Adam Pertman states in his book, “Adoption Nation” that “Sealed birth certificates are a destructive anachronism. They didn’t exist before the middle of the last century… and one day they will be viewed as a misguided historical aberration.” Unless adoptees had the good fortune to be born and adopted in a state with open records, they are looking at years of frustration, endless hours of searching, huge costs in legal fees to open court records, possible expenses with investigators, travel, fees for Confidential Intermediaries, as well as DNA testing, which the general non-adopted public does not have to pay. The 14th Amendment of the United States Constitution clearly states that “No State shall make or enforce any law which shall abridge the privileges or immunities of citizens of the United States; nor shall any State deprive any person of life, liberty, or property, without due process of law; nor deny to any person within its jurisdiction the equal protection of the law.” Adoptees seem to be left out of the protection of the 14th amendment, being denied their own original birth certificates and adoption records, being discriminated against, and in the eyes of the law, perpetually children, who need to be protected from their own acts. Legislation refers to adoptees as adopted children, regardless of their age.
No other group of people is singled out and told who they can and can not have contact with or a relationship with. Adoptees are the only group of citizens in the United States denied their own information because of what they “might do.” Most birth-mothers are not opposed to the idea of contact and reunion, in fact, many welcome it. In the event that the biological parent does not want contact, a simple statement or letter to the adoptee can convey that feeling without the state being involved. Adopted individuals are adults with the right to make decisions about their own lives, and to know their own heritage, medical information, and history. As author Alex Haley states, “In all of us there is a hunger, marrow-deep, to know our heritage- to know who we are and where we have come from. Without this enriching knowledge, there is a hollow yearning. No matter what our attainments in life, there is still a vacuum, emptiness, and the most disquieting loneliness.”
The quest for identity is a common one, yet adoptees are met with slammed doors, stamps of “Denied” on their requests for records, and mountains of bureaucratic red tape that exclaims, “You are not worthy to have your own information.” Robert Harrington Wilson McCullough, a Missouri adoptee, summarizes the dilemma with the following words, “Until I hold my original birth certificate in my hand, I will never know who I am, only who I am not.”
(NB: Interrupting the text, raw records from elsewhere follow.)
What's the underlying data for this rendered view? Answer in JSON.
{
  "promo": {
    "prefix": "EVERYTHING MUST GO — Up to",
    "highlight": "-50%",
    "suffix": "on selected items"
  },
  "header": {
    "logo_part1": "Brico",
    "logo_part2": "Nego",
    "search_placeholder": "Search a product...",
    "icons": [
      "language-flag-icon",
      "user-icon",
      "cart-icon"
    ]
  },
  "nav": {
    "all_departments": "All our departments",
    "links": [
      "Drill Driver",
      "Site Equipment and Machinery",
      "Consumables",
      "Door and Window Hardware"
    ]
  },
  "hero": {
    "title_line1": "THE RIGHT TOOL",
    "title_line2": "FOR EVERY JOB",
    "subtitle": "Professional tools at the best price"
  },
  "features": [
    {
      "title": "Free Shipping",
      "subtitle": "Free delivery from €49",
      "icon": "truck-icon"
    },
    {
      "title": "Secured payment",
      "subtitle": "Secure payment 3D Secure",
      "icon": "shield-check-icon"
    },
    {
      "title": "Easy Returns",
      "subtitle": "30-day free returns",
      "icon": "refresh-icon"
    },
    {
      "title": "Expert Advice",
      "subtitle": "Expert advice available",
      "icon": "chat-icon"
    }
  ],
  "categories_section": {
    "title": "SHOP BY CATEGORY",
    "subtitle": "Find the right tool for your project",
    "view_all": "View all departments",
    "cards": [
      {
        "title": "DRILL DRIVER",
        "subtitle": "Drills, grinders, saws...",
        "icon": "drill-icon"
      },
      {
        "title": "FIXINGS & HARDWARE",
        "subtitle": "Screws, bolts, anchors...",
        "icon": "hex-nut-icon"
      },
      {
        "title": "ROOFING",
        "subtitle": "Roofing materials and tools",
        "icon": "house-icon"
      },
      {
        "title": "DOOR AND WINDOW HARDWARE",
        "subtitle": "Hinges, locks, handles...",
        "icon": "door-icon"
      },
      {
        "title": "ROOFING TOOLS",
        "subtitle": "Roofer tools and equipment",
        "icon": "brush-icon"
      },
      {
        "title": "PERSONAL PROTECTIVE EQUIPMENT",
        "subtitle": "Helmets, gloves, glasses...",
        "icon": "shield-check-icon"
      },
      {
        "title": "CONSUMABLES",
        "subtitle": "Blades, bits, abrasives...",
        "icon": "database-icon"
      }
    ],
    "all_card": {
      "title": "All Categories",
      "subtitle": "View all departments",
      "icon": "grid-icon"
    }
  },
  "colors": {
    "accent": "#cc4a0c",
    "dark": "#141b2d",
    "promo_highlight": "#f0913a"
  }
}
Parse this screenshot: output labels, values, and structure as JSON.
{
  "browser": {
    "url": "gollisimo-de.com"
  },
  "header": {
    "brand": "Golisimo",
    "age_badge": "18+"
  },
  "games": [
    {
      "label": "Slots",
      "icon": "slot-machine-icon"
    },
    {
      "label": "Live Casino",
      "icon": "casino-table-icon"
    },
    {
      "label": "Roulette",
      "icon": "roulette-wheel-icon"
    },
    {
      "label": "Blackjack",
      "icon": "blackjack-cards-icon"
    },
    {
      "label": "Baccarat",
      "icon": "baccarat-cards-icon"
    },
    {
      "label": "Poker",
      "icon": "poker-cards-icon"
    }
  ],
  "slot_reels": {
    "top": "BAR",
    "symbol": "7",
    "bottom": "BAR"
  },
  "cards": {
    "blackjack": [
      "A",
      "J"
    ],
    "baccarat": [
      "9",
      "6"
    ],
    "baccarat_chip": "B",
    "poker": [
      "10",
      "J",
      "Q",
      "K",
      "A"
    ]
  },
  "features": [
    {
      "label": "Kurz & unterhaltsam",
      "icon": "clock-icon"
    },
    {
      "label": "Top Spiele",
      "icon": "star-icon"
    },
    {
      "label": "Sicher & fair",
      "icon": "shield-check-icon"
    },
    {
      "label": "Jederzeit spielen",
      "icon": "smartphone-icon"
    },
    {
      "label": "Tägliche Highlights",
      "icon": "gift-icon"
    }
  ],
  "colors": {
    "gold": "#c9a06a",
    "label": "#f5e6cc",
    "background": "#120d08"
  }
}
Brodinsky, David, PhD, Schechter, Marshall,M.D., and Henig, Robin. Being Adopted.
Random House 1992
Carp, E. Wayne. Family Matters. Secrecy and Disclosure in the History of Adoption.
Harvard University Press
Gale, Linda. Personal interview. 16 September, 2011
Hancock, Jeff. Personal interview. 8 October, 2011
Kaiser Family State Health Facts.org. Hall), Mike. Kaiser State Health Facts. Web. 10
Oct. 2011. .
Lifton, Betty Jean. Lost and Found .University of Michigan Press 1979
Journey of the Adopted Self . New York: Basic, 1994
McCormack, Patty. “ISTG – Black & Gray Market Babies.” Immigrant Ships Transcribers
Guild. Web. 24 Oct. 2011.
Pertman, Adam. Adoption Nation; How the adoption Revolution is Transforming Our
Families and America. Harvard Common Press, 2011
Verrier, Nancy. The Primal Wound. Understanding the Adopted Child. Gateway Press, 1993